Courtney Berry is the managing director at Barbarian, a digital marketing firm. Views are the author's own.
Coronavirus has interrupted virtually every business, forcing many companies to shift priorities and investments. For those of us tasked with overseeing operations, diversity and inclusion, cultural initiatives and client service during this unprecedented time, the task has never been more challenging yet more critical as we look to expand our breadth of offerings.
The presence of diversity and the practice of inclusion allows us to look at problems differently and consider a wider range of solutions. During a time of crisis and constantly moving targets, what could be more valuable than fresh and different perspectives?
This is a time for us to expand our understanding of inclusion from surface-level indicators (i.e. gender, race, age) to larger, more intricate situations. Our industry is still trying to make sense of how the rest of the year will play out, but in the meantime, we need to ensure a continual adherence to the principles of inclusion while we are working under some of the most stressful situations as a nation and an industry including the ones listed below.
1. Inclusion rules apply both IRL and online
Video call (Slack, Zoom, Google Hangout — pick your poison) is to be prioritized above all else and we've encouraged our teams not to fall back on written comms that would normally be a live conversation — and I mean a video call where you turn the video feed on. Even so, it's not easy for everyone to speak up on a video call so it's more important than ever when we can't read body language as easily to create space for people to speak up. When you do need to use written comms, consider installing extensions like Alex or the Hey Guys bot for automated reminders about insensitive, inconsiderate and unconsciously biased writing.
2. Support varying home situations
Set expectations that this pandemic is going to affect employees differently — working parents, those with different abilities, caretakers, people who will now become caretakers, people who live alone, people who are married to or live with health care or other essential workers. Take the time to touch base with your employees about their working from home situations so you can be mindful about any challenges they're facing under an incredibly trying time. Wherever possible, be flexible on "official" office hours and make the goal of getting the work done, not getting the work done on your personal timeline.
The same philosophy holds when we start to think about returning to work, and what that transition will look like for your employees. At the same time, this is an environment that begs for open two-way communication. Which brings us to our next point.

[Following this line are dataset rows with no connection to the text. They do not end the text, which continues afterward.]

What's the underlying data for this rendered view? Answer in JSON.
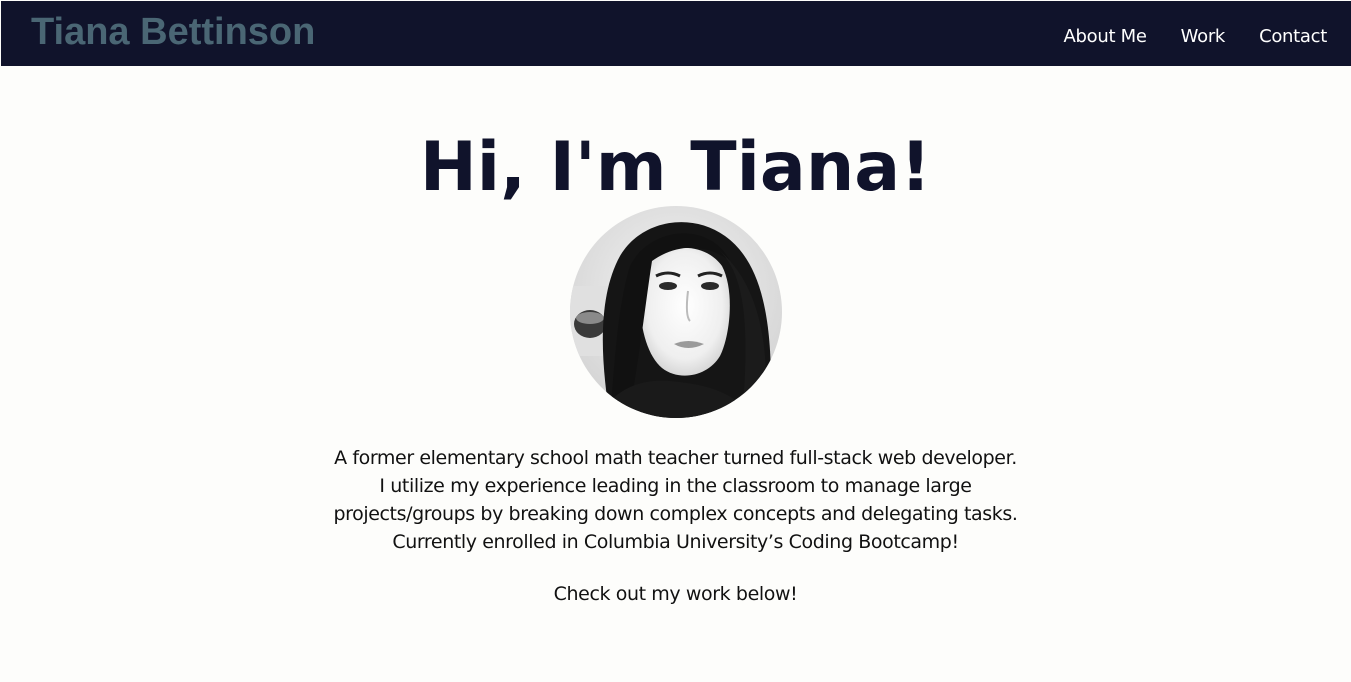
{
  "header": {
    "brand": "Tiana Bettinson",
    "nav": [
      {
        "label": "About Me"
      },
      {
        "label": "Work"
      },
      {
        "label": "Contact"
      }
    ]
  },
  "hero": {
    "title": "Hi, I'm Tiana!",
    "bio": "A former elementary school math teacher turned full-stack web developer. I utilize my experience leading in the classroom to manage large projects/groups by breaking down complex concepts and delegating tasks. Currently enrolled in Columbia University’s Coding Bootcamp!",
    "cta": "Check out my work below!"
  },
  "colors": {
    "navbar_bg": "#10132b",
    "brand_text": "#4a6674",
    "page_bg": "#fdfdfb",
    "title_text": "#10132b"
  }
}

3. Create (virtual) space for everyone to be heard
The pandemic has made all of us feel more vulnerable than ever before. Opening new channels for all-agency dialogue on platforms that all employees have access to encourages open conversation and camaraderie across all levels that can foster a shared purpose and team unity. We've seen companies use open AMAs, weekly happy hours, group meditation sessions, and Town Halls over Zoom to maintain, and sometimes increase, employee engagement. Getting creative with these initiatives is a great way to be all inclusive. Try opening the door to your employees to host or suggest new activities or offer to teach a crash course on a skill for the company to enjoy.
With that said, it's just as important to heavy up on one-on-ones and small group check-ins that are not just about project status, but the status of people's mental well-being. We've taken to not just asking "how are you doing?" but "on a scale of one to five, how are you feeling today?" It forces them to avoid generic answers.
4. Include your community
As businesses across every industry are being impacted by the pandemic, it's important for those faring better than others to look outside their industries for partnerships that could help our community. For example, at Barbarian, we have initiated new weekly online "Wine 101s" with a sommelier from a local restaurant that has closed due to the pandemic via Zoom, and our team tips what they can directly to her Venmo. This isn't something we did pre-pandemic, but we've seen a positive impact and response across the board and we'll be considering how to expand initiatives like this, and integrate them post-pandemic. Being inclusive beyond our company walls, especially when so many are struggling, is critical during this time.
Undoubtedly, COVID-19 will continue to rock our nation for months to come and as we stride through it hand-in-(virtual) hand, let's all commit to finding opportunities that will set us up for a diverse and inclusive in the post-pandemic era. There are large and small tactics we can all incorporate throughout this time to promote D&I.